I also considered writing about a friend who thought he was giving me a compliment when he proudly proclaimed that he saw a physically unappealing hetero couple (that’s PC-speak for he thought they were gross) making out and thought to himself: “I’d rather see two guys macking on each other than watch that.” I had to break it to him that putting my hot man-kissing anywhere on the continuum of things he finds disgusting ~ even if it’s not quite at the farthest edge of ew ~ isn’t really the compliment he thinks it is. (This would also have dovetailed beautifully with Deborah Goldstein’s recent piece about navigating the offensive “compliment”.)
I was toying with writing about Jewish queerness as we celebrate 5776, atone for 5775, and how every year I look forward to breaking the fast when Yom Kippur comes to a fabulously gluttonous end. In the piece, I was going to expound upon the sin-washing, soul-stirring joy of devouring an entire table filled with bagels, onions, capers, cream cheese…and fish. Plates and plates of fish. Mountains of glorious, tasty, smelly, salty, unaffordable fish. Whitefish. Sturgeon. Lox. Nova. Kippered Salmon. Baked salmon. Carp. Sable. Creamed herring. Matjes herring. Pickled herring. Herring in wine sauce. Sweet Mary Mother of God, it’s an embarrassment of fishes. No matter how many times I brush my teeth, my husband won’t come near me for at least two days after, but it’s worth it. It’s so very, very worth it. This orgy of bagel and piscine goodness is without a doubt the best meal of the year.

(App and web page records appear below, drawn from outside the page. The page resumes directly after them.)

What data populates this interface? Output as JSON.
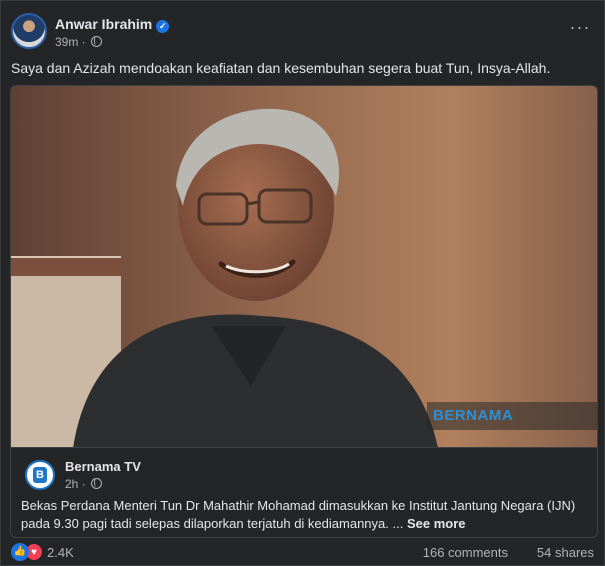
{
  "post": {
    "author": "Anwar Ibrahim",
    "timestamp": "39m",
    "caption": "Saya dan Azizah mendoakan keafiatan dan kesembuhan segera buat Tun, Insya-Allah.",
    "more_icon": "more-dots-icon",
    "verified_icon": "verified-badge-icon",
    "audience_icon": "globe-icon"
  },
  "shared": {
    "watermark": "BERNAMA",
    "page_name": "Bernama TV",
    "timestamp": "2h",
    "text": "Bekas Perdana Menteri Tun Dr Mahathir Mohamad dimasukkan ke Institut Jantung Negara (IJN) pada 9.30 pagi tadi selepas dilaporkan terjatuh di kediamannya. ...",
    "see_more": "See more",
    "avatar_mark": "B"
  },
  "footer": {
    "reactions": "2.4K",
    "comments": "166 comments",
    "shares": "54 shares"
  },
  "colors": {
    "background": "#242526",
    "text": "#e4e6eb",
    "secondary": "#b0b3b8",
    "like": "#1b74e4",
    "love": "#f33e58",
    "bernama": "#2d8fd6"
  }
}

But these ideas were all sidelined as I wound up with a family member who had to make an emergency visit to the doctor. Our sweet, beautiful corgi, Wilbur, was having some issues this morning, and he needed professional attention. Details aside, the little bugger might be really sick, and since he has a difficult time using his words, we just kind of have to guess and make the best decisions we can with the information we have.

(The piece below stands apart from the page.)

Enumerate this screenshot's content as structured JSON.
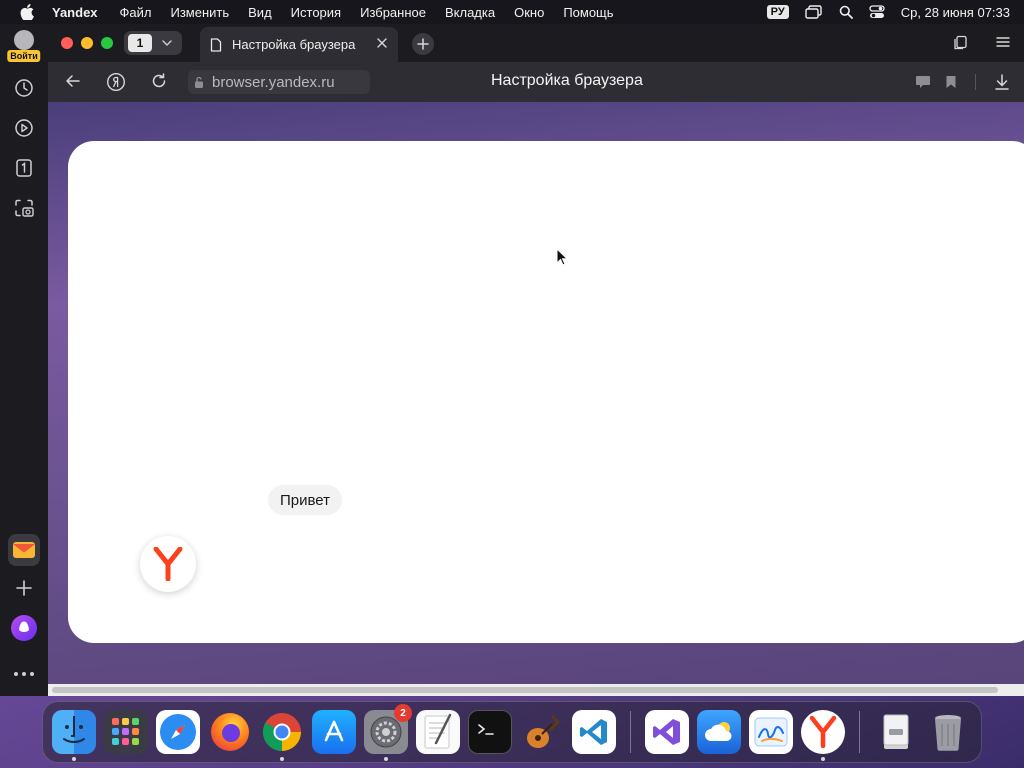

As I sat in the vet’s waiting room calming his jumbled nerves and trying to whittle down my monthly VillageQ topics, it suddenly dawned on me ~ he is my topic. He is as much a part of this queer family as any other life form, and when he needs me, I’ll pretty much forsake anything to take care of him. How could I not know what to write when what to write was staring me right in the face with those big, brown trust and love-filled eyes?

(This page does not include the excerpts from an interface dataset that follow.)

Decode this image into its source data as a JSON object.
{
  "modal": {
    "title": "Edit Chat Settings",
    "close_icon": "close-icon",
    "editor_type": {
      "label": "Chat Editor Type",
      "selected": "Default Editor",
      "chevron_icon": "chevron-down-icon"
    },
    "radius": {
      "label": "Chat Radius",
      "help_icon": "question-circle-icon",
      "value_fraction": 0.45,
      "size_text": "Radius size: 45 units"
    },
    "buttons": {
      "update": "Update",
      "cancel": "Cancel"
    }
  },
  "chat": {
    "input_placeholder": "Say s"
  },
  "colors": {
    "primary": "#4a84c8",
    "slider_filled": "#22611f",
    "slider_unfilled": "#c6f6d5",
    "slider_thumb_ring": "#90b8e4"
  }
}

Dogs. When we first meet them, they seem like such odd creatures with hair everywhere and questionable breath. But soon it becomes clear: to look into a dog’s eyes is to see a soul. A soul that gives not one shit about your weight, your job, your car, or your hair. A dog that sees you chasing your own tail of voices, vices, imaginary competitions and fictitious stresses, and can’t for the life of them figure out what all the fuss is about when there are ears to be rubbed and bellies to be scratched. Dogs don’t care about much, just that you feed them, let them out, give them something awesome to chew on, and let them love you right back. They care that you are present. That is their demand. To love and to be loved. So clear. So easy.
So this month I dedicate my post to the pups who enrich our lives and remind us what’s important when our own tails seem so very out of reach. Here’s to the pups who simplify the complicated and clarify the hazy. Here’s to the pups who love with reckless abandon and with wet, wet kisses.